And then along came Universal looking to work on a movie project with Joss Whedon, and the movie Serenity was born. As hinted in the series, half-crazy River Tam has some deep dark secrets, and they're the reason she's no longer quite "all there." She was the most successful product of a secret project to create a human super-weapon. Her native psychic abilities were enhanced - she's a "reader" - and she was given the best training in hand-to-hand combat the Alliance had to offer. Always several steps ahead of anyone foolish enough to go up against her, she is the ultimate assassin and cannot be defeated by any human opponent. Now, with her brother's help, she has taken refuge aboard Serenity. The Alliance, however, regards her as stolen property and will stop at nothing to get River Tam and her secrets back. By now you may have noticed some parallels between River and Dark Angel. There is also homage paid to animé here, where battle becomes ballet (so don't be surprised to learn Summer Glau is a trained ballerina).

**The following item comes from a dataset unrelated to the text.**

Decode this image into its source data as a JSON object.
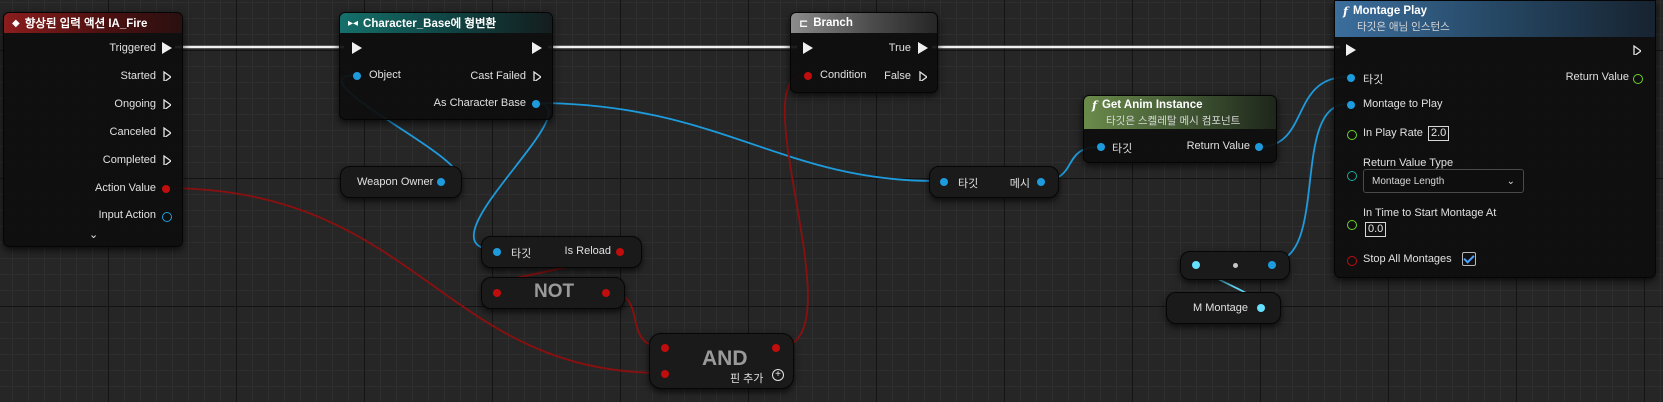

And all that is background no one really needs to know to enjoy the movie. Serenity opens immediately with action, and we meet The Operative (Chiwetel Ejiofor), a relentless agent working for the Alliance, who believes in everything the Alliance stands for and will do anything in its name (a remorseless polar opposite to the Man with No Name, made famous by Sergio Leone and Clint Eastwood). Simon and River have become too great a burden for the ship Serenity to bear much longer. Malcolm Reynolds has sworn off fighting for lost causes, which protecting River Tam certainly seems to be. But River is a vessel of secrets, and has one which will change everything. It will bring down upon Serenity's crew the fury of the mindless and bloodthirsty Reavers - humans driven insane at the edge of the system when confronted with the abyss of space - as well as the ruthless Operative and the military might of the Alliance which stands behind him. Captain Malcolm Reynolds is about to discover that even in infinite space you can only run so far till there's nowhere left to run.
So is that all the movie is about? Resurrecting a cancelled television show? A chase across space? A terrible secret? No, it's about a whole lot more than that. It's about what it means to be human in any time, whether back in the Old West or out on the edge of the galaxy. This is an adventure yarn in an old style which never really goes out of style. What do you believe in? What are you willing to fight for, even die for? If Serenity fails to rouse something deep in your soul, then that's ice-water, and not blood, in your veins.
So I'll close with a line from The Outlaw Josey Wales, with which this movie has more in common than it might seem at first glance, delivered by Chief Ten Bears (Will Sampson):
It's sad that governments are chiefed by the double tongues. There is iron in your words of death for all Comanche to see, and so there is iron in your words of life. No signed paper can hold the iron. It must come from men. The words of Ten Bears carry the same iron of life and death. It is good that warriors such as we meet in the struggle of life... or death. It shall be life.